Welcome to the premiere of our magazine's Best HR Ideas winners' circle.
Consider this competition and our coverage of its results a celebration of innovation. In recognizing the best human resource ideas of the past year, we're essentially honoring the thought processes and creativity that went into getting them off the ground, along with the programs and approaches to the business challenges themselves.
We're also underscoring the need for organizations, particularly HR organizations, to work harder than ever today -- in these economically troubled times -- to harness their creative energy and encourage their innovative thinkers in order to stay ahead of the pack and survive. HR programs that can minimize, or at least not inflate, costs while still improving engagement, creativity and productivity take special minds in special environments.
But what is innovation, that coveted and elusive power that most HR leaders yearn to harness throughout their organizations? And why do expressed commitments to furthering it fade away as momentary blips of lip service in some organizations, while in others, such commitments appear to turn companies around?
If you ask Scott Anthony, managing director of Innosight, a Watertown, Mass.-based innovation consulting firm, he'll tell you the keys to companywide innovation lie in finding the right people who can excel at it and in training them so they develop the right mind frame -- or "mind shift," as he calls it -- for innovation to take hold.
"Managers [need to be given] the necessary skills [so they'll be able to look] at the world in a different way," he told HRE awhile back. "These are skills that don't come naturally to everyone and have to be learned."
Terry Waghorn, partner at Toronto-based Secor Consulting and one of the people behind its soon-to-be-released global innovation survey, would agree that training is a necessity for unleashing a company's creative potential. But he would take that an important step further, to the notion of embedding innovation through training "that reaches everyone, at every rung, not just the select few."
He points to Nancy Snyder, corporate vice president of leadership and strategic competency creation at Benton Harbor, Mich.-based Whirlpool Corp., as someone he would call an "innovation czar." Under her leadership, Whirlpool set out on a bold initiative in 1999 to significantly increase the new ideas emerging within the company.
Snyder set up a program that enrolled every salaried employee in a business innovation course, tied management's long-term bonuses to its innovativeness and established an intranet portal where employees could go to learn the principles of innovation. Through the portal, they could also keep up on the latest research, track the progress of ideas from concept toward realization and even volunteer to work on one another's projects.
"All of the HR systems at Whirlpool -- pay, rewards, hiring, training, etc. -- have been hard-wired into the company's innovation strategy," says Waghorn. "HR plays an absolutely pivotal role in embedding innovation. It's a matter of helping the organization re-engineer the workplace structure.
"There's a new role today for HR in encouraging innovation," he says. "Building enterprise capability and embedding it deeply repositions the role of human resources.
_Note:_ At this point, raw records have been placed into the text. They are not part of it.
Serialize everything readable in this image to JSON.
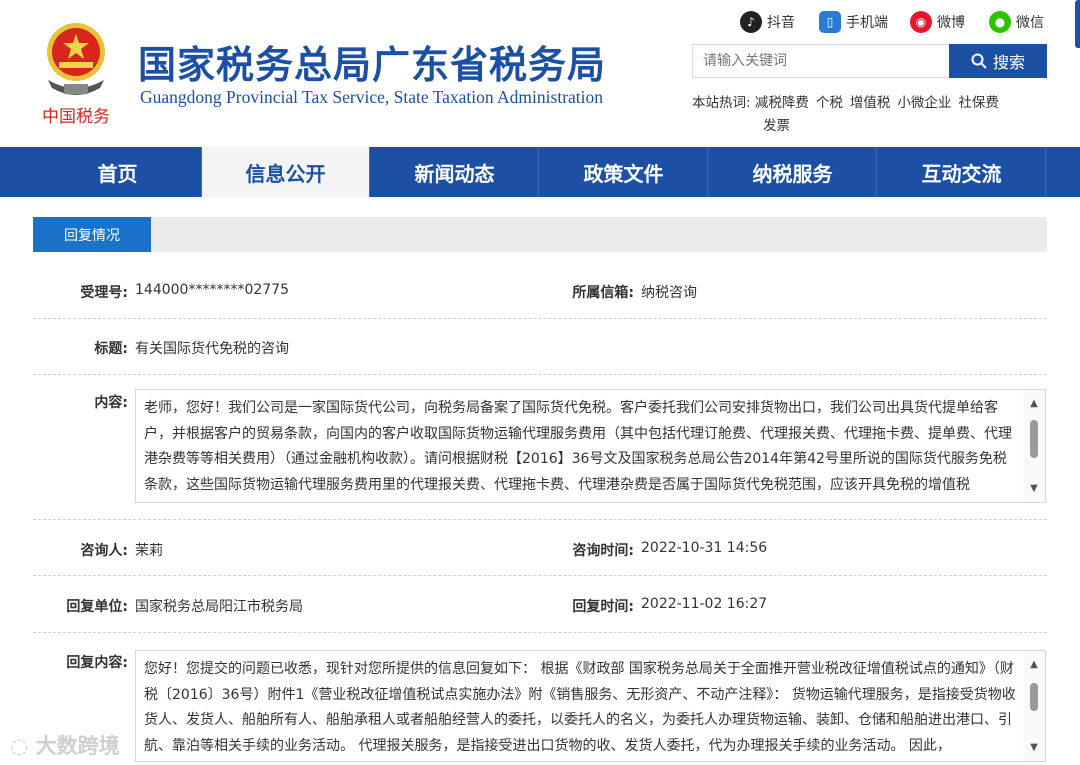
{
  "header": {
    "site_title": "国家税务总局广东省税务局",
    "site_subtitle": "Guangdong Provincial Tax Service, State Taxation Administration",
    "emblem_caption": "中国税务",
    "social": [
      {
        "label": "抖音",
        "icon": "douyin-icon",
        "color": "#222222"
      },
      {
        "label": "手机端",
        "icon": "mobile-icon",
        "color": "#2a7bd6"
      },
      {
        "label": "微博",
        "icon": "weibo-icon",
        "color": "#e6162d"
      },
      {
        "label": "微信",
        "icon": "wechat-icon",
        "color": "#2dc100"
      }
    ],
    "search_placeholder": "请输入关键词",
    "search_button": "搜索",
    "hot_label": "本站热词:",
    "hot_words": [
      "减税降费",
      "个税",
      "增值税",
      "小微企业",
      "社保费",
      "发票"
    ]
  },
  "nav": {
    "items": [
      {
        "label": "首页"
      },
      {
        "label": "信息公开"
      },
      {
        "label": "新闻动态"
      },
      {
        "label": "政策文件"
      },
      {
        "label": "纳税服务"
      },
      {
        "label": "互动交流"
      }
    ],
    "active_index": 1
  },
  "tab": {
    "label": "回复情况"
  },
  "detail": {
    "acceptance_no_label": "受理号:",
    "acceptance_no": "144000********02775",
    "channel_label": "所属信箱:",
    "channel": "纳税咨询",
    "title_label": "标题:",
    "title": "有关国际货代免税的咨询",
    "content_label": "内容:",
    "content": "老师，您好！我们公司是一家国际货代公司，向税务局备案了国际货代免税。客户委托我们公司安排货物出口，我们公司出具货代提单给客户，并根据客户的贸易条款，向国内的客户收取国际货物运输代理服务费用（其中包括代理订舱费、代理报关费、代理拖卡费、提单费、代理港杂费等等相关费用）（通过金融机构收款）。请问根据财税【2016】36号文及国家税务总局公告2014年第42号里所说的国际货代服务免税条款，这些国际货物运输代理服务费用里的代理报关费、代理拖卡费、代理港杂费是否属于国际货代免税范围，应该开具免税的增值税",
    "asker_label": "咨询人:",
    "asker": "茉莉",
    "ask_time_label": "咨询时间:",
    "ask_time": "2022-10-31 14:56",
    "reply_unit_label": "回复单位:",
    "reply_unit": "国家税务总局阳江市税务局",
    "reply_time_label": "回复时间:",
    "reply_time": "2022-11-02 16:27",
    "reply_content_label": "回复内容:",
    "reply_content": "您好！您提交的问题已收悉，现针对您所提供的信息回复如下： 根据《财政部 国家税务总局关于全面推开营业税改征增值税试点的通知》（财税〔2016〕36号）附件1《营业税改征增值税试点实施办法》附《销售服务、无形资产、不动产注释》： 货物运输代理服务，是指接受货物收货人、发货人、船舶所有人、船舶承租人或者船舶经营人的委托，以委托人的名义，为委托人办理货物运输、装卸、仓储和船舶进出港口、引航、靠泊等相关手续的业务活动。 代理报关服务，是指接受进出口货物的收、发货人委托，代为办理报关手续的业务活动。 因此，"
  },
  "watermark": "大数跨境"
}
Many organizations have never really gone beyond glorified personnel departments [focused on] corporate policies, regulations, hiring, firing, orientation, benefits ... .
"But when an organization recognizes the importance of embedding innovation, HR automatically moves to center stage. It leads to a revamp of all the normal HR tools: pay, recognition, long-term incentive plans, even the people you're hiring and training."
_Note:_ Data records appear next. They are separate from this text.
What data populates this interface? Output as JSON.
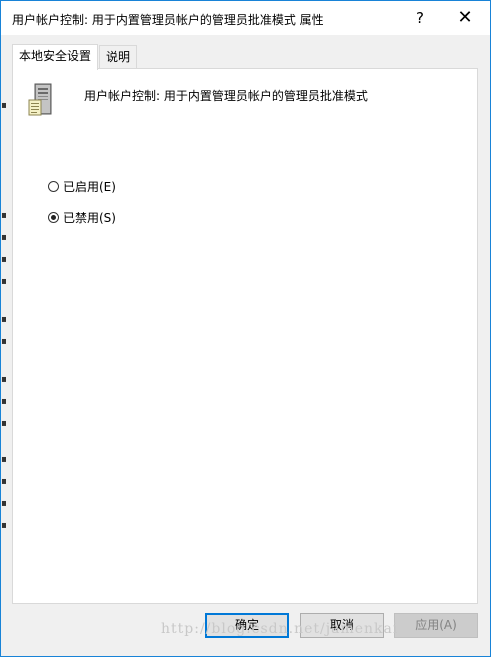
{
  "window": {
    "title": "用户帐户控制: 用于内置管理员帐户的管理员批准模式 属性",
    "help_glyph": "?",
    "close_glyph": "✕"
  },
  "tabs": [
    {
      "label": "本地安全设置",
      "active": true
    },
    {
      "label": "说明",
      "active": false
    }
  ],
  "policy": {
    "icon": "server-icon",
    "name": "用户帐户控制: 用于内置管理员帐户的管理员批准模式"
  },
  "options": [
    {
      "label": "已启用(E)",
      "checked": false
    },
    {
      "label": "已禁用(S)",
      "checked": true
    }
  ],
  "buttons": {
    "ok": "确定",
    "cancel": "取消",
    "apply": "应用(A)"
  },
  "watermark": "http://blog.csdn.net/jamenkai",
  "colors": {
    "accent": "#0078d7",
    "window_border": "#1883d7",
    "background": "#f0f0f0"
  }
}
Though only a handful of the ideas profiled in the next four pages are specifically geared toward strengthening the creative and innovative juices at these organizations, each one is a testament to the environment it sprang from -- where ideas were clearly encouraged and their implementations taken seriously.
In the four categories we considered -- talent management, benefits, HR technology, and training and development -- there were a host of things to look at in the more-than-100 nominations we received.
There were wide-ranging solutions to problems -- such as the need to better match wellness initiatives to the individuals they aimed to help; the need for better, richer leadership-development options; and the need for some kind of enriching educational conference for HR staff that wouldn't cost an arm and a leg in travel expenses during the current recession.
In the area of talent management, one novel approach to enhancing the workforce included letting employees submit for consideration "One Simple Thing" that would lead to better work/life balance and, therefore, better morale and productivity -- a simple tweak that wouldn't detract from the company's bottom line.
Another winner was a program to assist recently laid-off workers find new employment with the help of personal recruiters, access to tools and information, resume and interview workshops, and an extension of medical coverage for up to six months -- all supplied by the downsized company at minimal cost.
All of the programs and initiatives were judged on the bases of level of innovation, transferability to other HR departments and effectiveness of the program. In addition to judging the submitted nominations, HRE's editors also added to the mix ideas they encountered -- and reported on -- during the 2008 year.
The results, we feel, represent some of the most innovative and transferable solutions to some of the most troubling HR challenges today, particularly in these recessionary times.